STEP 3: Ride Across Water
First, be sure there is a solid base under the shallow crossing. Field prefers a creek with an easy, gradual entry. Ride up to the water’s edge at a walk. Stand still for a minute or so with the horse facing the water. He may turn his head from side to side to get a better look, which is what you want. Let him assess it and then give a light squeeze with both legs, asking him to move forward.
If the horse is accustomed to being ridden with a riding crop, you can lightly tap him with it, but only if he doesn’t first respond to your leg cues.
Patience is key. Don’t immediately pressure the horse to get into the water. Too much pressure will shut down the learning mindset and put him into survival mode. He may bolt to the side, spin or make a flying leap into or across the water.

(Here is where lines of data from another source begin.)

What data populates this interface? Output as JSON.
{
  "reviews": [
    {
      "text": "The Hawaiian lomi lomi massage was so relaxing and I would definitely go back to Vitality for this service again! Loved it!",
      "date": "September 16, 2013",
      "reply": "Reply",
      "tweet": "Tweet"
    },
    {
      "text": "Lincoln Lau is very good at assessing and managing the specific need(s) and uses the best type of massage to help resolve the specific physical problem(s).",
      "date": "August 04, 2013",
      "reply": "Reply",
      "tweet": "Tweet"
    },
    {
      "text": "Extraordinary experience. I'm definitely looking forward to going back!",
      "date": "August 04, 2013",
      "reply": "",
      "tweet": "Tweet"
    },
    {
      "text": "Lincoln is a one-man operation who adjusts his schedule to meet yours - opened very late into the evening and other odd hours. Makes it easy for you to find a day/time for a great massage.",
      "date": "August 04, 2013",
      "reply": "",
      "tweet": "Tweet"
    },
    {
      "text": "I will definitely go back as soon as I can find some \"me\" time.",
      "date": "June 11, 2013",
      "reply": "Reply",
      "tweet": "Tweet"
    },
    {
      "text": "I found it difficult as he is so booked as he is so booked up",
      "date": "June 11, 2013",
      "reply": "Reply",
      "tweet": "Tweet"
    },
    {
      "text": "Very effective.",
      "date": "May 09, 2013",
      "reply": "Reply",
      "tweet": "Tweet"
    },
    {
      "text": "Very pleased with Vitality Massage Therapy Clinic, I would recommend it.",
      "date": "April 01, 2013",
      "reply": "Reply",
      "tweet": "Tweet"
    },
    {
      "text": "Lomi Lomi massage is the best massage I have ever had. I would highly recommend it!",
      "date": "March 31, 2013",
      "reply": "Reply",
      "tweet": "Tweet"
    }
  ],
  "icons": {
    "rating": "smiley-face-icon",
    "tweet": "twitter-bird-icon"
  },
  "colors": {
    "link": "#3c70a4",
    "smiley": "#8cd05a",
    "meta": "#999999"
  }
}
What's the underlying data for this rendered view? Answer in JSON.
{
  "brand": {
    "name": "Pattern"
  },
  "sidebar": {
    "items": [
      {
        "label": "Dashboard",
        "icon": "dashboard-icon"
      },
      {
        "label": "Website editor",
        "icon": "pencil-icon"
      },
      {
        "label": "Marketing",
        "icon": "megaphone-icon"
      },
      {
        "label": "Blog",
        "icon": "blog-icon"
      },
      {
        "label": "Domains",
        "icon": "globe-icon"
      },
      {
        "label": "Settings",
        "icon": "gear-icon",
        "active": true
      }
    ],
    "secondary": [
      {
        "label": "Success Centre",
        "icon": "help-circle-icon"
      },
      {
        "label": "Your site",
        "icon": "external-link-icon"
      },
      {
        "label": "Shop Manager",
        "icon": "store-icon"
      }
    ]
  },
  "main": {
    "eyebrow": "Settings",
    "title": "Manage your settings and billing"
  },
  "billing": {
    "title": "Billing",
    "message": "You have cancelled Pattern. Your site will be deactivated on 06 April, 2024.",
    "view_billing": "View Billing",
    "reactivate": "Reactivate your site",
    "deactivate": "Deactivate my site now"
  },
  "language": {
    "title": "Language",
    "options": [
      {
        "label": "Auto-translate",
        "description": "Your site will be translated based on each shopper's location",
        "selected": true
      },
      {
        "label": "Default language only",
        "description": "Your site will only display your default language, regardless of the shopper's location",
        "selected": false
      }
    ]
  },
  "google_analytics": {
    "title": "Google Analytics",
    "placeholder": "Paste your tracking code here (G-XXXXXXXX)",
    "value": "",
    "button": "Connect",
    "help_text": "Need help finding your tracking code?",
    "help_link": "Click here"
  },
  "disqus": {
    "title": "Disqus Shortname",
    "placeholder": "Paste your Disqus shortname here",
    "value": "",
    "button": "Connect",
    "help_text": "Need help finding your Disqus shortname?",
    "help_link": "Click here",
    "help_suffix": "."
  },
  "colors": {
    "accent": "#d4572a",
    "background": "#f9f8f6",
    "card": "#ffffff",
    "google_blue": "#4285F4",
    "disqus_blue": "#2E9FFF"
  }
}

Keep him facing the water. Each time your horse looks toward it or even takes a tiny step forward, immediately release the pressure from your legs and/or crop.
“Make sure you release all pressure with the reins, too,” says Field. ” Allow him to consider what you’re asking of him. You might only rest him for a few seconds, then ask him to step again. If he backs up or steps to the side, keep light pressure on him with your legs until he starts to think forward or takes that 1-inch step forward.

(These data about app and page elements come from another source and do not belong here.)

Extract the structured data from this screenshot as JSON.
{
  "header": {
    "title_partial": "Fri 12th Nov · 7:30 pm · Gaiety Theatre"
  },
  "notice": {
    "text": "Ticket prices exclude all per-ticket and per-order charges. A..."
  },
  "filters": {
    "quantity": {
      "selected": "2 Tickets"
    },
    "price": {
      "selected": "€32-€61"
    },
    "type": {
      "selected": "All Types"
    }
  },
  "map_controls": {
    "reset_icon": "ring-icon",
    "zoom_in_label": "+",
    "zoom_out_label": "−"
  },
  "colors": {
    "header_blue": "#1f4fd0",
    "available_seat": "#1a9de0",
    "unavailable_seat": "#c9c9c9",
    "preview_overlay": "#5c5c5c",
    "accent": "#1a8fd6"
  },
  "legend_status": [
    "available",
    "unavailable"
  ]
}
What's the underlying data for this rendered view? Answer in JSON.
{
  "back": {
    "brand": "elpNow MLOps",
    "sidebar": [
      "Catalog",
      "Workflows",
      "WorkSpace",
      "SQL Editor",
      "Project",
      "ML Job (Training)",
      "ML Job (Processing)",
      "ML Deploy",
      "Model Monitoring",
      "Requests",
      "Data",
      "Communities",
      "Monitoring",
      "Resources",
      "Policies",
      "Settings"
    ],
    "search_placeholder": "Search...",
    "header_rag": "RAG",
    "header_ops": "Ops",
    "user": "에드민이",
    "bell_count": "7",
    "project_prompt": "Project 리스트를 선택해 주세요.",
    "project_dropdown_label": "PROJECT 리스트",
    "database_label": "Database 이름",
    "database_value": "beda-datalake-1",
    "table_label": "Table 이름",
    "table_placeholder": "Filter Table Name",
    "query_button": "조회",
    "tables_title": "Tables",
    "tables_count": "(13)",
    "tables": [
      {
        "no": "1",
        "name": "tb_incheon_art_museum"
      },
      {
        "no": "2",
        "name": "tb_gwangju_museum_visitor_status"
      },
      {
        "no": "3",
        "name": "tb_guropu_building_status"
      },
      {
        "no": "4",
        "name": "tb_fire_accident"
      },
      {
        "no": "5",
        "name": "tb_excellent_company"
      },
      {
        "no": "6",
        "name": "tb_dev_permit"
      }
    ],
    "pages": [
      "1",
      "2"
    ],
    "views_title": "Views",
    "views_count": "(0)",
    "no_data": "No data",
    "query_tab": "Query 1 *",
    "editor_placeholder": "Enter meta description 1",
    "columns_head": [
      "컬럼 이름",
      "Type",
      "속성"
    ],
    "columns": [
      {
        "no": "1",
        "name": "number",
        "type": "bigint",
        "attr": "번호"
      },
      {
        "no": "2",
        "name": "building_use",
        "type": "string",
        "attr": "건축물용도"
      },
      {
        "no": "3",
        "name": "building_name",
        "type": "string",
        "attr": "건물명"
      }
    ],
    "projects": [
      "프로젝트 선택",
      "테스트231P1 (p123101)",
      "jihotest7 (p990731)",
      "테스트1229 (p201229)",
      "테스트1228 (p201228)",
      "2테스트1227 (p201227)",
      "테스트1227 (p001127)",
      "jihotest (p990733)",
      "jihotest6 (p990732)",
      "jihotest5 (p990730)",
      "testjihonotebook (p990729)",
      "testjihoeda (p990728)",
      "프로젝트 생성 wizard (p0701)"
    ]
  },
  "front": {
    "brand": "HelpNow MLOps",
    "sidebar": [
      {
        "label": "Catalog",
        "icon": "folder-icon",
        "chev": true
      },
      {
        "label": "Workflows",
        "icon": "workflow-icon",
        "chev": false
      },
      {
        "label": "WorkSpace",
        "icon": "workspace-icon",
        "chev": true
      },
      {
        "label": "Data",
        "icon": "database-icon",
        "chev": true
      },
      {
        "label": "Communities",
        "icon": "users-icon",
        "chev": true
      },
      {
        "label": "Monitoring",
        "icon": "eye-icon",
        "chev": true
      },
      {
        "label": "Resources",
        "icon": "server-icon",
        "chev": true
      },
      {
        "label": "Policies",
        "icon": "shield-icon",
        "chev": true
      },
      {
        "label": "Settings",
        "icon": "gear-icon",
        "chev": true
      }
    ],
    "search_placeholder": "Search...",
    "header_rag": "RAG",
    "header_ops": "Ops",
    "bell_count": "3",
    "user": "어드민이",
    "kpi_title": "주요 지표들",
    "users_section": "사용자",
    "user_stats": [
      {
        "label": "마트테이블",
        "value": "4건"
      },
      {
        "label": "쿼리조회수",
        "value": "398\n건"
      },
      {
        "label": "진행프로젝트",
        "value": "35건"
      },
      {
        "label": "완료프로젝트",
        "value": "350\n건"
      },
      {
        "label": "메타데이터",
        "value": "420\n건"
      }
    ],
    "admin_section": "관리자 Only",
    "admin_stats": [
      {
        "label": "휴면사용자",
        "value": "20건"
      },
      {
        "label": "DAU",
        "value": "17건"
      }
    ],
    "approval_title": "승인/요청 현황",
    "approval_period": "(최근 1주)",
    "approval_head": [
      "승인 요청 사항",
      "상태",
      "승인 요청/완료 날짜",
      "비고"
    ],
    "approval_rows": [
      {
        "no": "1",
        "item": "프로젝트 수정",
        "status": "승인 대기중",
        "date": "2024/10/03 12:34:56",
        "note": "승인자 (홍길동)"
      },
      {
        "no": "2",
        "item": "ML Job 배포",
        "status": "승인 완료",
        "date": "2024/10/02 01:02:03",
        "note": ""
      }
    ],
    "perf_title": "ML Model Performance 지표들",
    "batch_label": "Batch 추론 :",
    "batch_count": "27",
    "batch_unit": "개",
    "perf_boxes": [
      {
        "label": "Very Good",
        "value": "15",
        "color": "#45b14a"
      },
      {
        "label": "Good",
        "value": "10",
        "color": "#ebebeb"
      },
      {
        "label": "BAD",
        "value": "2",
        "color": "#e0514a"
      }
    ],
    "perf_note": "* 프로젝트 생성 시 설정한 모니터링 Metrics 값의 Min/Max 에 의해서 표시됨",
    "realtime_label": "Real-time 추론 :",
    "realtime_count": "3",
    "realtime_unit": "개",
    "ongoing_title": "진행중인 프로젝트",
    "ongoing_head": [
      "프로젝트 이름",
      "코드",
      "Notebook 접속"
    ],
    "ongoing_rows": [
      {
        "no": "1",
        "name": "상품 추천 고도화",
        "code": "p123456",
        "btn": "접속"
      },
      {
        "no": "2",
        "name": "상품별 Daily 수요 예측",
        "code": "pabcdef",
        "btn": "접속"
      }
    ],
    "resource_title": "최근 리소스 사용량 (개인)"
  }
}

“With challenges like this, people get hurried and apply too much pressure,” he adds. “Don’t escalate the pressure on a horse that is trying. He may not be trying in the right direction yet, but stepping to the side and moving around is still trying. Just hold that level of pressure until the horse takes the slightest step toward the water.”

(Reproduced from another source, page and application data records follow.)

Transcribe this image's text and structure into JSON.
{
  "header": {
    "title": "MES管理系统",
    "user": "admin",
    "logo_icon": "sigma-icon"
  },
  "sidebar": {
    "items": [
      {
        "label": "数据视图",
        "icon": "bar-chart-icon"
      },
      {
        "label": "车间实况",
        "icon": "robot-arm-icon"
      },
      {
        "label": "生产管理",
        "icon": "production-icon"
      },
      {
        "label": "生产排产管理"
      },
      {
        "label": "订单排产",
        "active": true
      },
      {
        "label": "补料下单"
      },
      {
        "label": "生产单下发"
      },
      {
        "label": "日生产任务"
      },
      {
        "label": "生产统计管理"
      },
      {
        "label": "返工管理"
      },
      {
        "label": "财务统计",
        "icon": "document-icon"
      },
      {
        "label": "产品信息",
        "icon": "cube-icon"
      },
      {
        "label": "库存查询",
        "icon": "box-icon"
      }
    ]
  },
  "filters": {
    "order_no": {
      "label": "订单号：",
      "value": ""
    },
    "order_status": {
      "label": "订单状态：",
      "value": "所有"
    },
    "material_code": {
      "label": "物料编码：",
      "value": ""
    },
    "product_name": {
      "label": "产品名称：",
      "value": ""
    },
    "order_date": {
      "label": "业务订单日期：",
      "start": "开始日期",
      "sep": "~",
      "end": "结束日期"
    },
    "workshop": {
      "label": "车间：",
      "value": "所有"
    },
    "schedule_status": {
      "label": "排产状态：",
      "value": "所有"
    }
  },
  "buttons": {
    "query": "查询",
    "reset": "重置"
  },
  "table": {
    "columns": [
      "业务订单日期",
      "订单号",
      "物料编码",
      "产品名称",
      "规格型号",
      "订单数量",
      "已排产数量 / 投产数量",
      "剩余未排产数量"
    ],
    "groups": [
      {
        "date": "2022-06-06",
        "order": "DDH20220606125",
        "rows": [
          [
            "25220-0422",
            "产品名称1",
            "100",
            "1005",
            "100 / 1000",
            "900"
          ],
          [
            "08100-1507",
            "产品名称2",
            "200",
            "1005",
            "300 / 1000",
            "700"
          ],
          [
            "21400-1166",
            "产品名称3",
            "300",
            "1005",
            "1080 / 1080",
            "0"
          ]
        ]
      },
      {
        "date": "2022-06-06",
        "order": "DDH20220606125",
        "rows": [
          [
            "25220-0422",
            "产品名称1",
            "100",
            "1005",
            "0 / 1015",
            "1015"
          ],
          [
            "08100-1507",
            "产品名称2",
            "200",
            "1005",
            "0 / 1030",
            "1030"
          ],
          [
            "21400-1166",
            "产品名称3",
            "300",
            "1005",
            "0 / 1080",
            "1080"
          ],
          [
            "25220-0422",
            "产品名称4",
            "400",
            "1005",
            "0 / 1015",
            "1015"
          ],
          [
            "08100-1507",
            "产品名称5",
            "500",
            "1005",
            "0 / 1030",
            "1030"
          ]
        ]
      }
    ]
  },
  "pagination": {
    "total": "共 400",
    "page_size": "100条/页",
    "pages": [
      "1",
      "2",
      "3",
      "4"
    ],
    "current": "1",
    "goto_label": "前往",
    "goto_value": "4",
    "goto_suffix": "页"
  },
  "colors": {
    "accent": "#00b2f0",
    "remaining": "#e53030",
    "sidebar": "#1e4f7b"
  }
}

If after about 10 minutes, the horse still won’t take even a 1-inch step toward the water, leave it. Do something else that requires quick, vigorous action, such as trotting or cantering circles.
Some horses get so worried about going into water that they build up nervous energy. You don’t want this energy to build to the point that the horse feels he has no choice but to take a huge leap forward into the water.
Taking a short break to trot or lope circles will cause the horse to move his feet and burn that energy.
“When you finish this high stimulation work, then you can rest your horse by the water,” says Field. “The goal is to show him there is comfort near and in the water.”
STEP 4: Create Comfort in the Water
Once your horse has begun to cross water, you want to teach him that water is a comfortable place to hang out. Field makes a point of training near water and standing in it whenever he gives the horse a few minutes to rest.
“To me that’s what water crossing and all other challenging situations with horses are about,” says Field. “We want to teach and train our horses in a way that earns this level of trust. Then, when we ask them to do something, there is no hesitation because they trust our judgment.”
Meet the Trainer
Jonathan Field named his horsemanship program Inspired by Horses™ because it was inspired with horses in mind at every step. The bulk of Field’s teaching is helping humans think the way horses think, with the ultimate goal of building a strong relationship.
He and his wife Angie and their sons, Weston and Mason, live in British Columbia, Canada. www.jonathanfield.net
This article originally appeared in the July 2015 issue of Horse Illustrated magazine. Click here to subscribe!